Nasrallah, the head of Lebanon’s powerful Shiite Muslim group, made his call for protests in a televised speech broadcast just hours after Pope Benedict XVI left Lebanon following a historic three-day visit in which he prayed that Middle East leaders would work towards peace and reconciliation.
“The whole world needs to see your anger on your faces, in your fists and your shouts,” Nasrallah said, noting that he purposely postponed his call until after the pope’s departure.
“The whole world should know that the Prophet (Mohammed) has followers who will not be silent in the face of humiliation,” said Nasrallah.
Nasrallah also called for people across the Islamic world to demonstrate against the film, which he described as “the worst attack ever on Islam, worse than the Satanic Verses by Salman Rushdie, the burning of the Koran in Afghanistan and the cartoons in the European media”.
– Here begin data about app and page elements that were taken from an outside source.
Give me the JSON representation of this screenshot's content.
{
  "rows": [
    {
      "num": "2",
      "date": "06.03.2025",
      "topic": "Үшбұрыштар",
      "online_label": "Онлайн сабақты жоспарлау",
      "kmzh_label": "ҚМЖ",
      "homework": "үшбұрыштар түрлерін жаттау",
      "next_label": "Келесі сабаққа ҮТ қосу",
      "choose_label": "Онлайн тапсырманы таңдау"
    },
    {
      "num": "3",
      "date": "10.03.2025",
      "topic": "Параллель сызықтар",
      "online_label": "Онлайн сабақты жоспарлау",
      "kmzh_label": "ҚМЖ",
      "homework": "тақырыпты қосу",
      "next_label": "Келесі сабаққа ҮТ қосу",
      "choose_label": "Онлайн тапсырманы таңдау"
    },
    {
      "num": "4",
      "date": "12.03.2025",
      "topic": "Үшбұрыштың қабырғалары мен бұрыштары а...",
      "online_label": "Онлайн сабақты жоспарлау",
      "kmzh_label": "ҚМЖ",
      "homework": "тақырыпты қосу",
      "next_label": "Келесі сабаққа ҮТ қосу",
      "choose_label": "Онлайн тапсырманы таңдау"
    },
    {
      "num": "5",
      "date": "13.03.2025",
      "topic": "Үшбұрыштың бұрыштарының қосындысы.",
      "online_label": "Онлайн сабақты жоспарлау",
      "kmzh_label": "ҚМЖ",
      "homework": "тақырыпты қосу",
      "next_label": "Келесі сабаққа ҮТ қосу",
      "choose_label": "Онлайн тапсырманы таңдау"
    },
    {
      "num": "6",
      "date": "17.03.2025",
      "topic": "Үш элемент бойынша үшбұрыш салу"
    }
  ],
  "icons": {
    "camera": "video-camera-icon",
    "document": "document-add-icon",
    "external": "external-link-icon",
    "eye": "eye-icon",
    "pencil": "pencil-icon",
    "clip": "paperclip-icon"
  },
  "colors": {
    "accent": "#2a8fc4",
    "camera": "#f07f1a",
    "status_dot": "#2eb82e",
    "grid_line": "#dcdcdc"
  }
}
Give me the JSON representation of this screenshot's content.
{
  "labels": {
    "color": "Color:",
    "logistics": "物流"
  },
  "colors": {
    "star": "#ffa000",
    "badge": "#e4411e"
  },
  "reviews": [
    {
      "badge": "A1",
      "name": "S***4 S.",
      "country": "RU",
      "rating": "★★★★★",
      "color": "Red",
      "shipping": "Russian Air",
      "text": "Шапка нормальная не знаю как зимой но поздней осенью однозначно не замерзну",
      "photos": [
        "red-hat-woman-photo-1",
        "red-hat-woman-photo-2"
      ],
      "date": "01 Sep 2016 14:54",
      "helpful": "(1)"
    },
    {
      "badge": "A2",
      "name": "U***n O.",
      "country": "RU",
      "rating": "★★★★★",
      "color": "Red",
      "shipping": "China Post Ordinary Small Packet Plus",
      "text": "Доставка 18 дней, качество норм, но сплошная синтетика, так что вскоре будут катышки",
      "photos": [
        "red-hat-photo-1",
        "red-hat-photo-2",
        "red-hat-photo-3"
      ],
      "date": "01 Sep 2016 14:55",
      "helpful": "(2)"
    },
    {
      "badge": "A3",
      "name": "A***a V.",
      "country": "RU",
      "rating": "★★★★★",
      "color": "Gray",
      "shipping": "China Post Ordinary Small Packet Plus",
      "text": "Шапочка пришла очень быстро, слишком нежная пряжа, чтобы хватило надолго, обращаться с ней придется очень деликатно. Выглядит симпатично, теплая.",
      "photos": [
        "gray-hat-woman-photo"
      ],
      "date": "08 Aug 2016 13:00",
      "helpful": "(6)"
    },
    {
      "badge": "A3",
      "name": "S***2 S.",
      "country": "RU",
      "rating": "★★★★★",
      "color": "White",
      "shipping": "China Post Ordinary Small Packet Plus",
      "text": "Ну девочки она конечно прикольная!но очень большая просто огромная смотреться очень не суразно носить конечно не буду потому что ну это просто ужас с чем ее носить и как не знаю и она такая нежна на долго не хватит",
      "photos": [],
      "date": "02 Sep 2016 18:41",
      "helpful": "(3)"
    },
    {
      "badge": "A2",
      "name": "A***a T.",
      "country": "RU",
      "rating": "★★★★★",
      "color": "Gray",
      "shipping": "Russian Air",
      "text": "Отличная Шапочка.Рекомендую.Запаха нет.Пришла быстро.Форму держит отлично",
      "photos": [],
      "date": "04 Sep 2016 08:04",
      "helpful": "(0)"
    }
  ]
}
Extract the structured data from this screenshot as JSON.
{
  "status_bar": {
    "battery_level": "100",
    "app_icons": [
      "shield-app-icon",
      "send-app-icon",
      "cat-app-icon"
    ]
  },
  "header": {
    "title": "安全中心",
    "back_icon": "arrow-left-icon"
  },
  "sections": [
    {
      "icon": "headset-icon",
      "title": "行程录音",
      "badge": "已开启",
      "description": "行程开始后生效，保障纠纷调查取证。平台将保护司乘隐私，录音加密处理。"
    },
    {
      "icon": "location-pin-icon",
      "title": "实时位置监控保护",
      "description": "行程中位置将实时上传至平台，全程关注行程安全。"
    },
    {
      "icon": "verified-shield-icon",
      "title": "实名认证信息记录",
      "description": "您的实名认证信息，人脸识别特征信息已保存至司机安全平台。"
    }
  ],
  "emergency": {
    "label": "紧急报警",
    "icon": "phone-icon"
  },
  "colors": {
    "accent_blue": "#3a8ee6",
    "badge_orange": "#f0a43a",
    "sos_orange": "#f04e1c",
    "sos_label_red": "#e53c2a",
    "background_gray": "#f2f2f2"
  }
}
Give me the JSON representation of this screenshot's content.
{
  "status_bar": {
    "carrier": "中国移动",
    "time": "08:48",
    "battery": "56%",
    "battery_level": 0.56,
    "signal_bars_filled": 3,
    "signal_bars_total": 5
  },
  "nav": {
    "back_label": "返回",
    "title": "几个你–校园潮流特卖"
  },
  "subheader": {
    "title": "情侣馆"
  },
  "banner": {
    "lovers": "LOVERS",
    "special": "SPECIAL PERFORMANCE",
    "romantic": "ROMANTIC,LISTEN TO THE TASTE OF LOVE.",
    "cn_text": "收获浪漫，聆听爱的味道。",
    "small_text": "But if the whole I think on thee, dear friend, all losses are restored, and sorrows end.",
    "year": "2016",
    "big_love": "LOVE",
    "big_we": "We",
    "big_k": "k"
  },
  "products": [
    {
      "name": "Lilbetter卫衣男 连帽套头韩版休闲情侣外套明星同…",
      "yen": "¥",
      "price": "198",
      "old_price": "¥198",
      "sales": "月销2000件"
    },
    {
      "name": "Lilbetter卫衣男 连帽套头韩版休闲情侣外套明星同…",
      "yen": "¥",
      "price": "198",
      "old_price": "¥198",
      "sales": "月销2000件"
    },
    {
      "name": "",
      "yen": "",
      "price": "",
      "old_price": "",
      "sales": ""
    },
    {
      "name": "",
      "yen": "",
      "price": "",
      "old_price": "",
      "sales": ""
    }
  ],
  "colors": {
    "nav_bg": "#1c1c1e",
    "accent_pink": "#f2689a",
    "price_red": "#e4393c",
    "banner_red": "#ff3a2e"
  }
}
Nasrallah’s statement followed a call by Al-Qaeda in the Arabian Peninsula (AQAP) on Saturday for more violence against US diplomatic missions in the Middle East and Africa, and urged attacks on US interests in the West.